*Task prompt*
In the data that follows, give the number of lines containing the word "meta". Offer no additional comment.
----
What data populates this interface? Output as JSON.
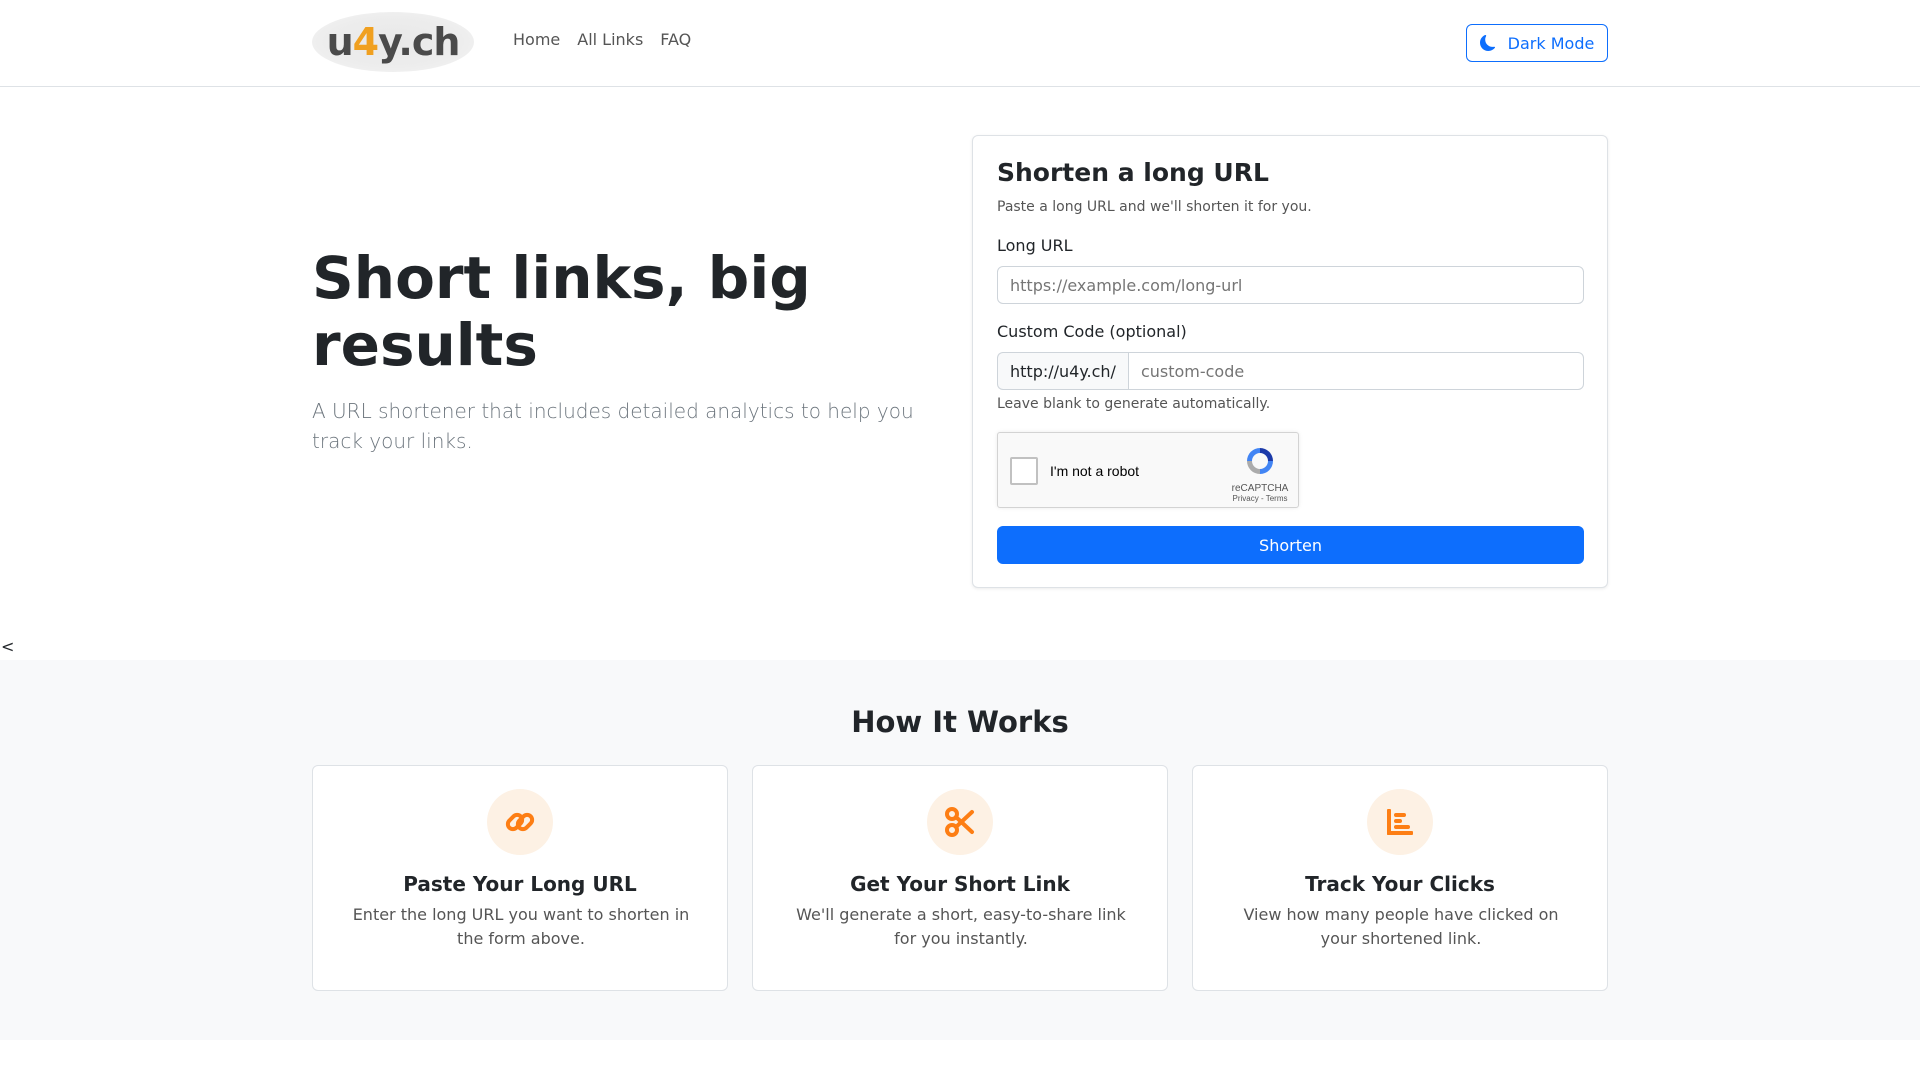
{
  "navbar": {
    "logo": {
      "part1": "u",
      "accent": "4",
      "part2": "y.ch"
    },
    "links": [
      "Home",
      "All Links",
      "FAQ"
    ],
    "dark_mode_label": "Dark Mode"
  },
  "hero": {
    "title": "Short links, big results",
    "subtitle": "A URL shortener that includes detailed analytics to help you track your links."
  },
  "form": {
    "title": "Shorten a long URL",
    "description": "Paste a long URL and we'll shorten it for you.",
    "long_url_label": "Long URL",
    "long_url_placeholder": "https://example.com/long-url",
    "custom_code_label": "Custom Code (optional)",
    "custom_code_prefix": "http://u4y.ch/",
    "custom_code_placeholder": "custom-code",
    "custom_code_hint": "Leave blank to generate automatically.",
    "captcha": {
      "label": "I'm not a robot",
      "brand": "reCAPTCHA",
      "links": "Privacy - Terms"
    },
    "submit_label": "Shorten"
  },
  "stray_text": "<",
  "how_it_works": {
    "title": "How It Works",
    "steps": [
      {
        "icon": "link-icon",
        "title": "Paste Your Long URL",
        "desc": "Enter the long URL you want to shorten in the form above."
      },
      {
        "icon": "scissors-icon",
        "title": "Get Your Short Link",
        "desc": "We'll generate a short, easy-to-share link for you instantly."
      },
      {
        "icon": "bar-chart-icon",
        "title": "Track Your Clicks",
        "desc": "View how many people have clicked on your shortened link."
      }
    ]
  },
  "colors": {
    "primary": "#0d6efd",
    "accent_orange": "#f0a020",
    "icon_orange": "#fd7e14",
    "icon_bg": "#fdf1e4"
  }
}
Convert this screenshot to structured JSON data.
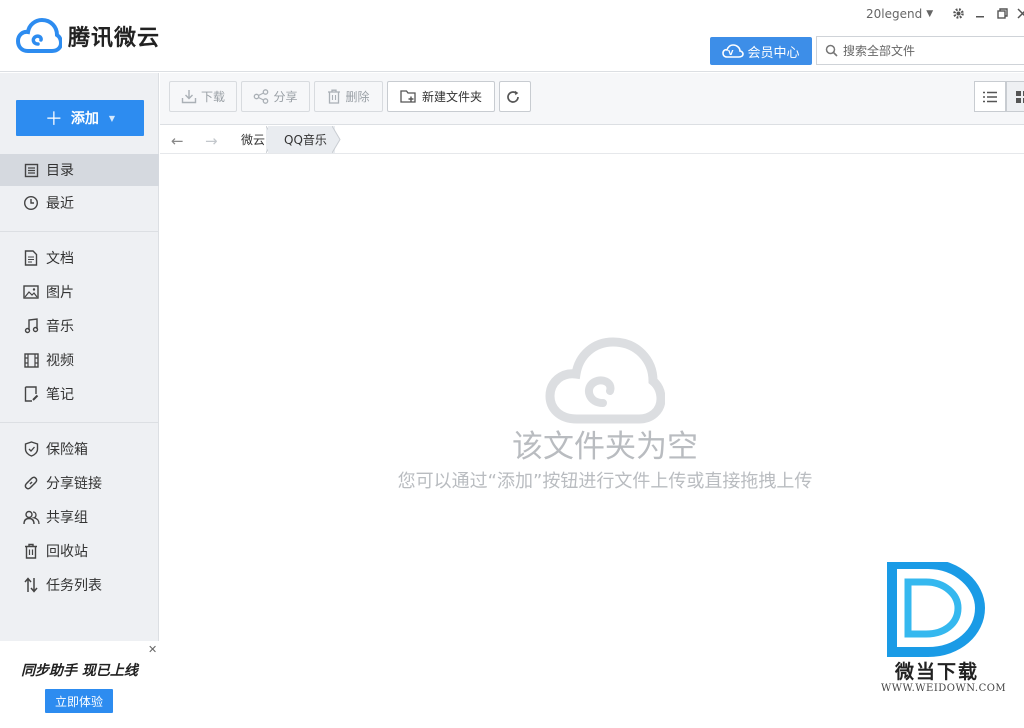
{
  "header": {
    "app_name": "腾讯微云",
    "username": "20legend",
    "vip_label": "会员中心",
    "search_placeholder": "搜索全部文件"
  },
  "sidebar": {
    "add_label": "添加",
    "items": [
      {
        "label": "目录",
        "icon": "catalog-icon",
        "active": true
      },
      {
        "label": "最近",
        "icon": "clock-icon"
      },
      {
        "label": "文档",
        "icon": "document-icon"
      },
      {
        "label": "图片",
        "icon": "image-icon"
      },
      {
        "label": "音乐",
        "icon": "music-icon"
      },
      {
        "label": "视频",
        "icon": "video-icon"
      },
      {
        "label": "笔记",
        "icon": "note-icon"
      },
      {
        "label": "保险箱",
        "icon": "shield-icon"
      },
      {
        "label": "分享链接",
        "icon": "link-icon"
      },
      {
        "label": "共享组",
        "icon": "group-icon"
      },
      {
        "label": "回收站",
        "icon": "trash-icon"
      },
      {
        "label": "任务列表",
        "icon": "transfer-icon"
      }
    ],
    "promo": {
      "title": "同步助手 现已上线",
      "button": "立即体验"
    }
  },
  "toolbar": {
    "download": "下载",
    "share": "分享",
    "delete": "删除",
    "new_folder": "新建文件夹"
  },
  "breadcrumb": [
    "微云",
    "QQ音乐"
  ],
  "empty": {
    "title": "该文件夹为空",
    "subtitle": "您可以通过“添加”按钮进行文件上传或直接拖拽上传"
  },
  "watermark": {
    "name": "微当下载",
    "url": "WWW.WEIDOWN.COM"
  },
  "colors": {
    "accent": "#2d8cf0",
    "vip": "#3d8ee8",
    "sidebar_bg": "#eef0f3",
    "empty_text": "#b9bcc0"
  }
}
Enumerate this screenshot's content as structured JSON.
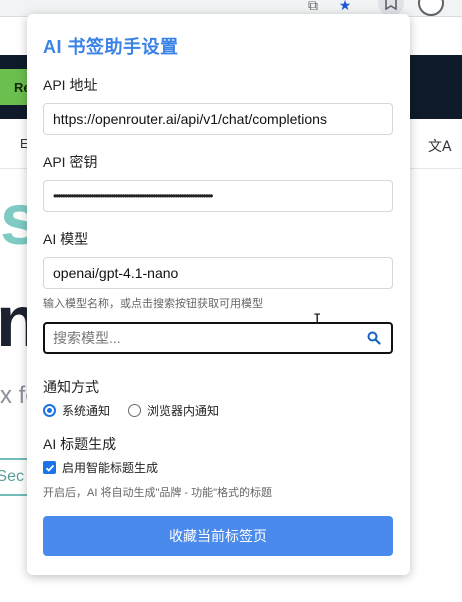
{
  "browser": {
    "background_text": {
      "nav_letter": "E",
      "green_button": "Re",
      "big_line_1": "s",
      "big_line_2": "nr",
      "small_line": "x fo",
      "sec_button": "Sec"
    },
    "icons": [
      "puzzle-icon",
      "star-icon",
      "extension-icon",
      "profile-icon",
      "translate-icon"
    ]
  },
  "popup": {
    "title": "AI 书签助手设置",
    "api_url": {
      "label": "API 地址",
      "value": "https://openrouter.ai/api/v1/chat/completions"
    },
    "api_key": {
      "label": "API 密钥",
      "value": "••••••••••••••••••••••••••••••••••••••••••••••••••••••••••••••••••••••••"
    },
    "model": {
      "label": "AI 模型",
      "value": "openai/gpt-4.1-nano",
      "hint": "输入模型名称，或点击搜索按钮获取可用模型",
      "search_placeholder": "搜索模型..."
    },
    "notify": {
      "label": "通知方式",
      "options": [
        {
          "label": "系统通知",
          "checked": true
        },
        {
          "label": "浏览器内通知",
          "checked": false
        }
      ]
    },
    "title_gen": {
      "label": "AI 标题生成",
      "checkbox_label": "启用智能标题生成",
      "checked": true,
      "hint": "开启后，AI 将自动生成\"品牌 - 功能\"格式的标题"
    },
    "save_button": "收藏当前标签页"
  },
  "colors": {
    "accent": "#3b82e6",
    "button": "#4a8aec",
    "radio": "#1a73e8"
  }
}
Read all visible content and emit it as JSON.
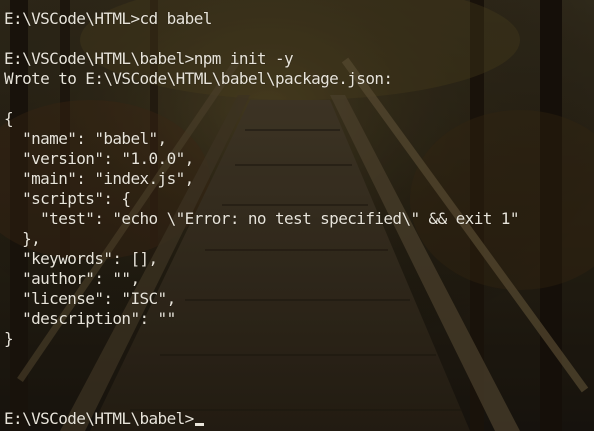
{
  "console": {
    "lines": [
      "E:\\VSCode\\HTML>cd babel",
      "",
      "E:\\VSCode\\HTML\\babel>npm init -y",
      "Wrote to E:\\VSCode\\HTML\\babel\\package.json:",
      "",
      "{",
      "  \"name\": \"babel\",",
      "  \"version\": \"1.0.0\",",
      "  \"main\": \"index.js\",",
      "  \"scripts\": {",
      "    \"test\": \"echo \\\"Error: no test specified\\\" && exit 1\"",
      "  },",
      "  \"keywords\": [],",
      "  \"author\": \"\",",
      "  \"license\": \"ISC\",",
      "  \"description\": \"\"",
      "}",
      "",
      "",
      "",
      "E:\\VSCode\\HTML\\babel>"
    ],
    "text_color": "#e8e4da"
  }
}
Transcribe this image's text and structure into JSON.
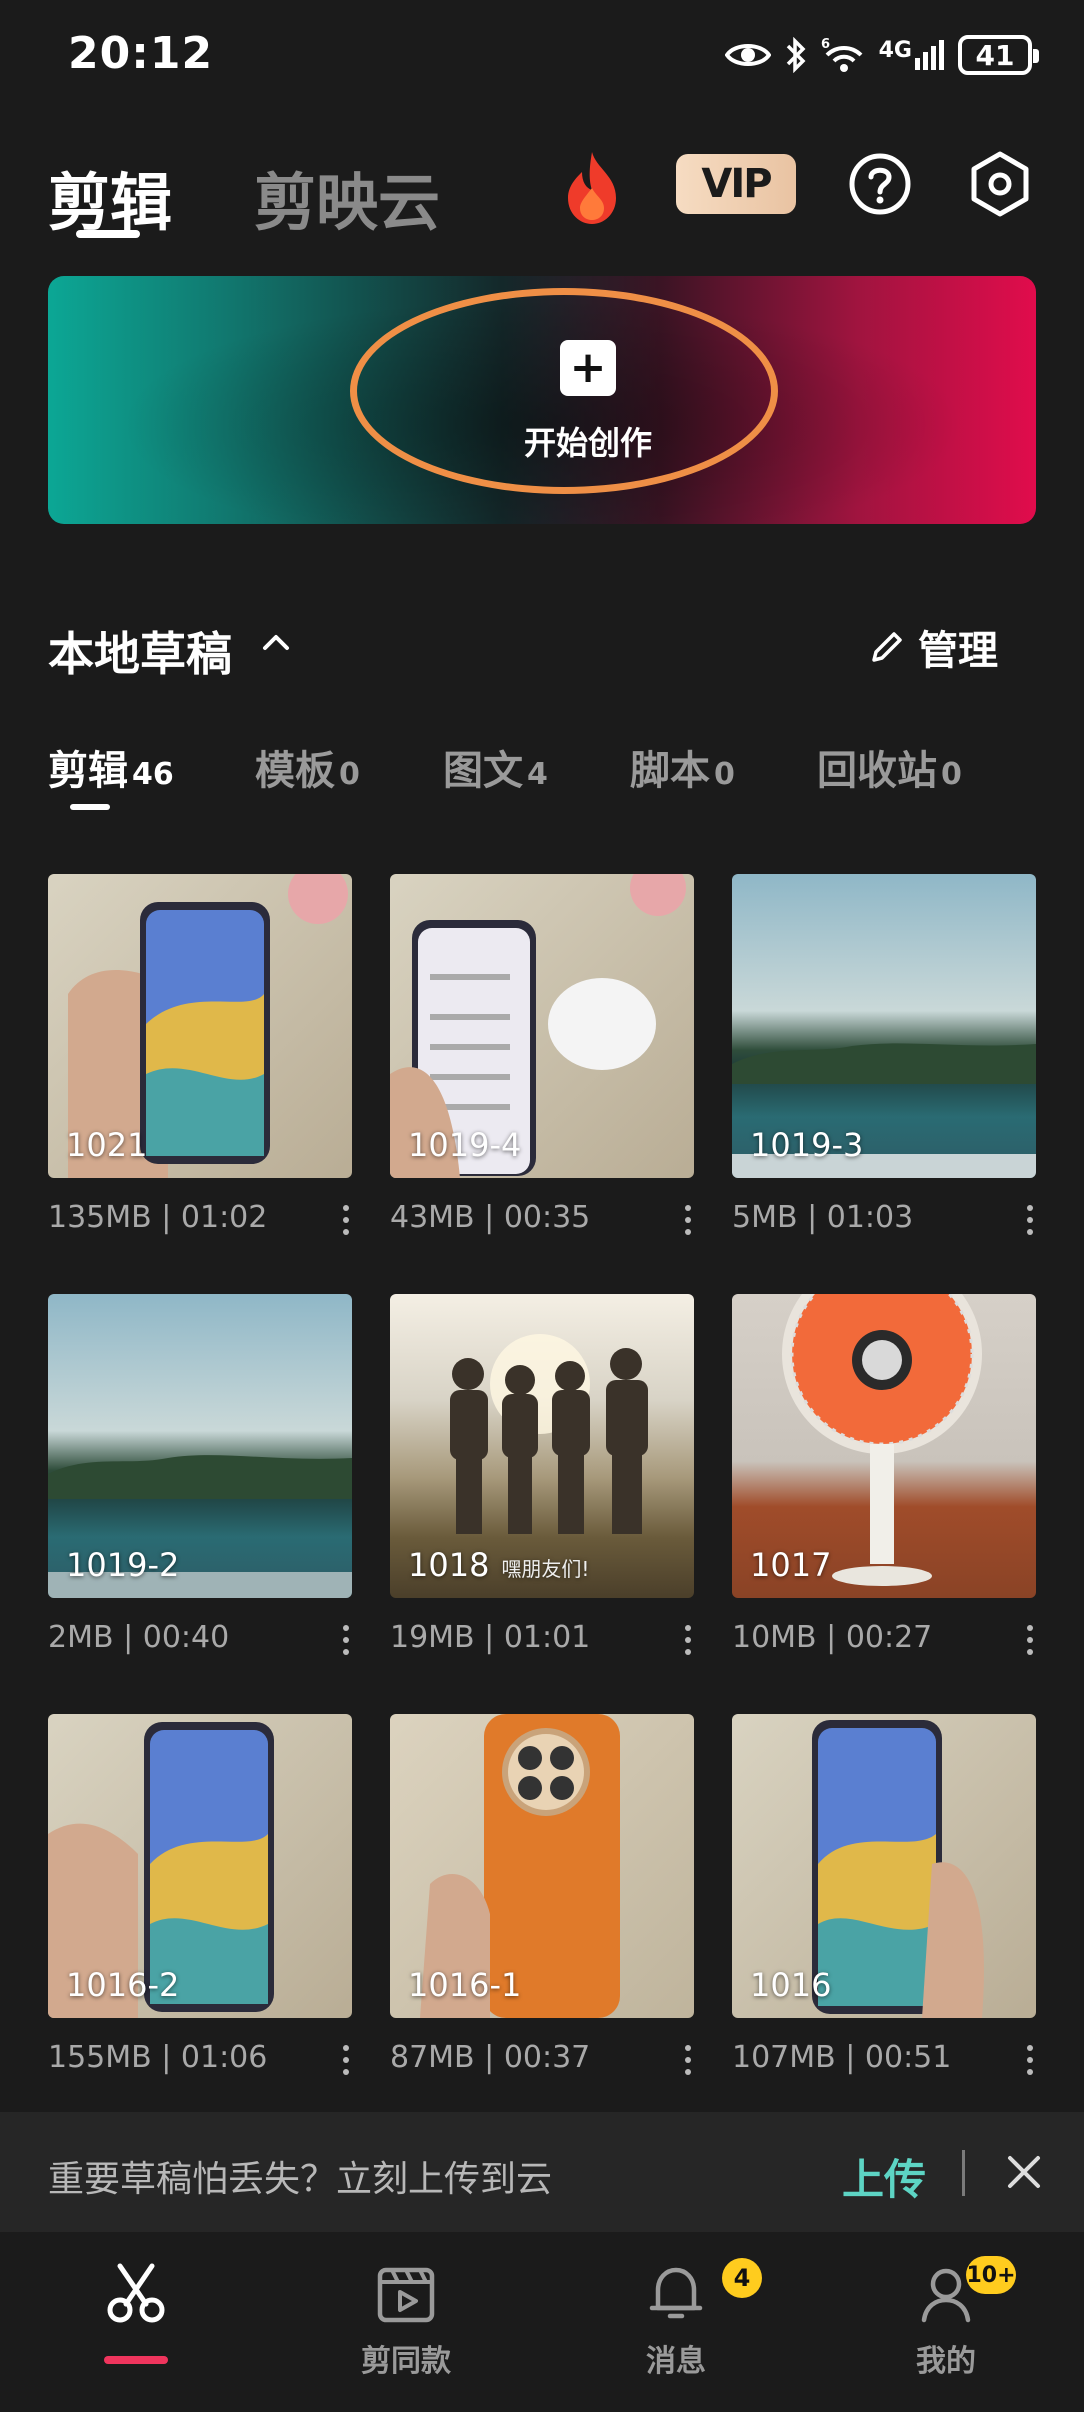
{
  "status_bar": {
    "time": "20:12",
    "battery": "41",
    "network_label": "4G",
    "sim_label": "6"
  },
  "header": {
    "tab_active": "剪辑",
    "tab_inactive": "剪映云",
    "vip_label": "VIP",
    "icons": [
      "fire-icon",
      "help-icon",
      "settings-icon"
    ]
  },
  "banner": {
    "create_label": "开始创作",
    "plus_symbol": "+",
    "highlight_color": "#ef8f46"
  },
  "drafts": {
    "title": "本地草稿",
    "manage_label": "管理",
    "tabs": [
      {
        "label": "剪辑",
        "count": "46"
      },
      {
        "label": "模板",
        "count": "0"
      },
      {
        "label": "图文",
        "count": "4"
      },
      {
        "label": "脚本",
        "count": "0"
      },
      {
        "label": "回收站",
        "count": "0"
      }
    ],
    "items": [
      {
        "name": "1021",
        "meta": "135MB | 01:02"
      },
      {
        "name": "1019-4",
        "meta": "43MB | 00:35"
      },
      {
        "name": "1019-3",
        "meta": "5MB | 01:03"
      },
      {
        "name": "1019-2",
        "meta": "2MB | 00:40"
      },
      {
        "name": "1018",
        "caption": "嘿朋友们!",
        "meta": "19MB | 01:01"
      },
      {
        "name": "1017",
        "meta": "10MB | 00:27"
      },
      {
        "name": "1016-2",
        "meta": "155MB | 01:06"
      },
      {
        "name": "1016-1",
        "meta": "87MB | 00:37"
      },
      {
        "name": "1016",
        "meta": "107MB | 00:51"
      }
    ]
  },
  "cloud_prompt": {
    "text": "重要草稿怕丢失？立刻上传到云",
    "upload_label": "上传",
    "accent_color": "#5dd4c4"
  },
  "bottom_nav": {
    "items": [
      {
        "label": "",
        "icon": "scissors-icon"
      },
      {
        "label": "剪同款",
        "icon": "template-icon"
      },
      {
        "label": "消息",
        "icon": "bell-icon",
        "badge": "4"
      },
      {
        "label": "我的",
        "icon": "user-icon",
        "badge": "10+"
      }
    ],
    "active_color": "#f0355d"
  }
}
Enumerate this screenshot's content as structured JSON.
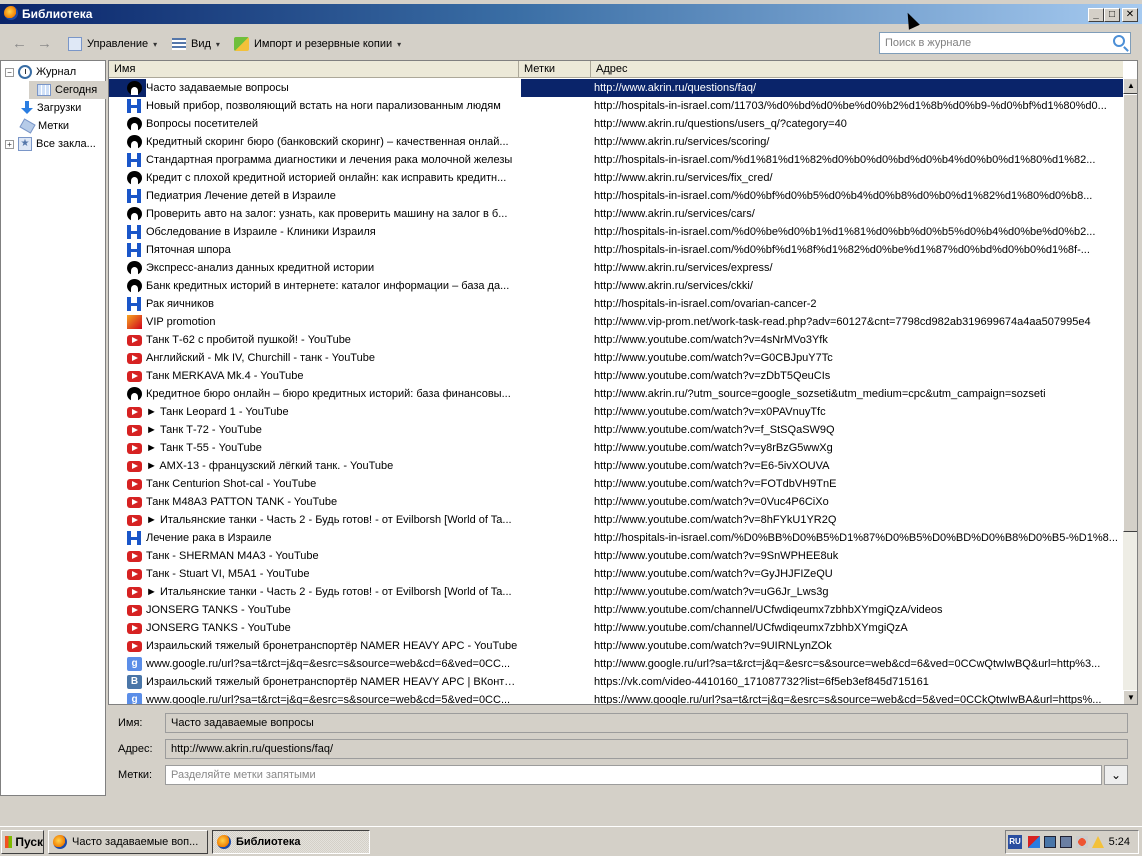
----
*Exercise response*
9